The ultimate aim of chronostratigraphy is to arrange the sequence of deposition and the time of deposition of all rocks within a geological region and, eventually, the entire geologic record of the Earth.

A gap or lacuna in the geological record may be caused by erosion, in which case it is called a vacuity, or by non-deposition, where is known as a stratigraphic hiatus.[2] It is called a hiatus because deposition was on hold for a period of time.[3] A physical lacuna may represent both a period of non-deposition and a period of erosion.[2] A fault may cause the appearance of a hiatus.[4]

Magnetostratigraphy[edit]

Main article: Magnetostratigraphy

Magnetostratigraphy is a chronostratigraphic technique used to date sedimentary and volcanic sequences. The method works by collecting oriented samples at measured intervals throughout a section. The samples are analyzed to determine their detrital remanent magnetism (DRM), that is, the polarity of Earth's magnetic field at the time a stratum was deposited. For sedimentary rocks, this is possible because, when very fine-grained magnetic minerals (< 17 micrometres) fall through the water column, they orient themselves with Earth's magnetic field. Upon burial, that orientation is preserved. The minerals behave like tiny compasses. For volcanic rocks, magnetic minerals, which form as the melt cools, orient with the ambient magnetic field.

Oriented paleomagnetic core samples are collected in the field; mudstones, siltstones, and very fine-grained sandstones are the preferred lithologies because the magnetic grains are finer and more likely to orient with the ambient field during deposition. If the ancient magnetic field were oriented similar to today's field (North Magnetic Pole near the North Rotational Pole), the strata would retain a normal polarity. If the data indicate that the North Magnetic Pole were near the South Rotational Pole, the strata would exhibit reversed polarity.

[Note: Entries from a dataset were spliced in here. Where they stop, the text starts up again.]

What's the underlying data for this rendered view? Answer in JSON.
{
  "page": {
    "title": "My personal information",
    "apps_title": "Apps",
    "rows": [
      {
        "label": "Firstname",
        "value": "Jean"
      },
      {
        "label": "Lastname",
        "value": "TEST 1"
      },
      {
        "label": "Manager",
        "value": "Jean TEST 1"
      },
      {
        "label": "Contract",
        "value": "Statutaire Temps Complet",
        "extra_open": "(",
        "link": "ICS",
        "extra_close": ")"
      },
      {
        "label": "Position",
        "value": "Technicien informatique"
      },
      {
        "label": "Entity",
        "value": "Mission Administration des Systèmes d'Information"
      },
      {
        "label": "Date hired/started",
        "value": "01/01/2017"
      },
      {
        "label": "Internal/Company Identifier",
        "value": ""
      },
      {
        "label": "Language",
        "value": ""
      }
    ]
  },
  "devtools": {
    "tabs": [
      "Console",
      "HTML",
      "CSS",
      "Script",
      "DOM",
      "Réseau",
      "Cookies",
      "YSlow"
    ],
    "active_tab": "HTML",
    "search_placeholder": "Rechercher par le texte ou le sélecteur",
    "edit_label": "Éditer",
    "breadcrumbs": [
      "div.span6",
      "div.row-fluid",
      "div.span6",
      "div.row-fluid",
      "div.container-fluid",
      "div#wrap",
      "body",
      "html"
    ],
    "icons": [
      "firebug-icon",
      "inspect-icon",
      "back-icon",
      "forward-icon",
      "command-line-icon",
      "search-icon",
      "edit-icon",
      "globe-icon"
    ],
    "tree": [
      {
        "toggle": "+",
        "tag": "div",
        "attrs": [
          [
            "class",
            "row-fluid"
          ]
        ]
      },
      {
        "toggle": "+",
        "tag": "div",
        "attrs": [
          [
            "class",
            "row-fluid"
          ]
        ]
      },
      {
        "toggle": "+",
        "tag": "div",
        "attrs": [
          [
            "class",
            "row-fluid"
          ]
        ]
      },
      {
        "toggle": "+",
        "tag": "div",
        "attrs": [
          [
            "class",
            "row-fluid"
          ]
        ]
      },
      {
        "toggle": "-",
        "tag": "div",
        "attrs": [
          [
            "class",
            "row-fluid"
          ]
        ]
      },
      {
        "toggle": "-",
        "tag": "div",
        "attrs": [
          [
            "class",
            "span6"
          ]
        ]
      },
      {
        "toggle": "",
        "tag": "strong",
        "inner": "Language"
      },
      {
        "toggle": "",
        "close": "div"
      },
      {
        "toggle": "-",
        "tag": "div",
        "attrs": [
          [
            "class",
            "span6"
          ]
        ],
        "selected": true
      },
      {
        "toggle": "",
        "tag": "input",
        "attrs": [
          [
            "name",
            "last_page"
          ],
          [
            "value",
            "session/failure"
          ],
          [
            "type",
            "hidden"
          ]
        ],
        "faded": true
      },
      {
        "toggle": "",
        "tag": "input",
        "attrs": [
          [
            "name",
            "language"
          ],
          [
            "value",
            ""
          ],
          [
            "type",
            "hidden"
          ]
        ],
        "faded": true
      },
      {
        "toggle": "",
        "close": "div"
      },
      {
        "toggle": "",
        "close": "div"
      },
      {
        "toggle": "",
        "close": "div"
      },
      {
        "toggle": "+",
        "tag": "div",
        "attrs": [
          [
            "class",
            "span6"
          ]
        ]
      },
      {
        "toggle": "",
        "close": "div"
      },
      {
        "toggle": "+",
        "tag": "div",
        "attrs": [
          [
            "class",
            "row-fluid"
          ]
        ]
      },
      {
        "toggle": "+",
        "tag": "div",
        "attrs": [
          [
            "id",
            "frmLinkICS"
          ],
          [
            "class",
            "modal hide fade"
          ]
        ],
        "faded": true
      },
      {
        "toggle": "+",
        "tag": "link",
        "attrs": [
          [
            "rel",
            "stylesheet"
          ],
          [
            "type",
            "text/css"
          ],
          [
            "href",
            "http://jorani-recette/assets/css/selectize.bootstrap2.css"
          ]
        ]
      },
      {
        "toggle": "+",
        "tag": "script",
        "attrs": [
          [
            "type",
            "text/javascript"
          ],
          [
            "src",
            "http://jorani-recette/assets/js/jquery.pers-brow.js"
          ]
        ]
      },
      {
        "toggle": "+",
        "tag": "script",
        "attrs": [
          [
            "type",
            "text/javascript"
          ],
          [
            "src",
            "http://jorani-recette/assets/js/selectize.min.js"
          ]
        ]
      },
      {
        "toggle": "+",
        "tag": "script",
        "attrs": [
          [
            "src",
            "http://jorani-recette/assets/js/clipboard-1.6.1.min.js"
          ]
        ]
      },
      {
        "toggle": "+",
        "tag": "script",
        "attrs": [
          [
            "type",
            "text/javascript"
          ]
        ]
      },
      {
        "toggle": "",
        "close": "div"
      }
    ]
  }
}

Results of the individual samples are analyzed by removing the natural remanent magnetization (NRM) to reveal the DRM. Following statistical analysis, the results are used to generate a local magnetostratigraphic column that can then be compared against the Global Magnetic Polarity Time Scale.

This technique is used to date sequences that generally lack fossils or interbedded igneous rocks. The continuous nature of the sampling means that it is also a powerful technique for the estimation of sediment-accumulation rates.

Archaeological stratigraphy[edit]

In the field of archaeology, soil stratigraphy is used to better understand the processes that form and protect archaeological sites. The law of superposition holds true, and this can help date finds or features from each context because they can be placed in sequence and the dates interpolated. Phases of activity can also often be seen through stratigraphy, especially when a trench or feature is viewed in section (profile). Because pits and other features can be dug down into earlier levels, not all material at the same absolute depth is necessarily of the same age, but close attention has to be paid to the archeological layers. The Harris-matrix is a tool to depict complex stratigraphic relations when they are found, for example, in the contexts of urban archaeology.

See also[edit]

References[edit]

  1. ^ Davies G.L.H. (2007). Whatever is Under the Earth the Geological Society of London 1807-2007. London: Geological Society. p. 78. ISBN 9781862392144. 
  2. ^ a b Martinsen, O. J. et al. (1999) "Cenozoic development of the Norwegian margin 60–64N: sequences and sedimentary response to variable basin physiography and tectonic setting" pp. 293–304 In Fleet, A. J. and Boldy, S. A. R. (editors) (1999) Petroleum Geology of Northwest Europe Geological Society, London, page 295, ISBN 978-1-86239-039-3
  3. ^ Kearey, Philip (2001). Dictionary of Geology (2nd ed.) London, New York, etc.: Penguin Reference, London, p. 123. ISBN 978-0-14-051494-0.
  4. ^ Chapman, Richard E. (1983) Petroleum Geology Elsevier Scientific, Amsterdam, page 33, ISBN 978-0-444-42165-4
  • Christopherson, R. W., 2008. Geosystems: An Introduction to Physical Geography, 7th ed., New York: Pearson Prentice-Hall. ISBN 978-0-13-600598-8

External links[edit]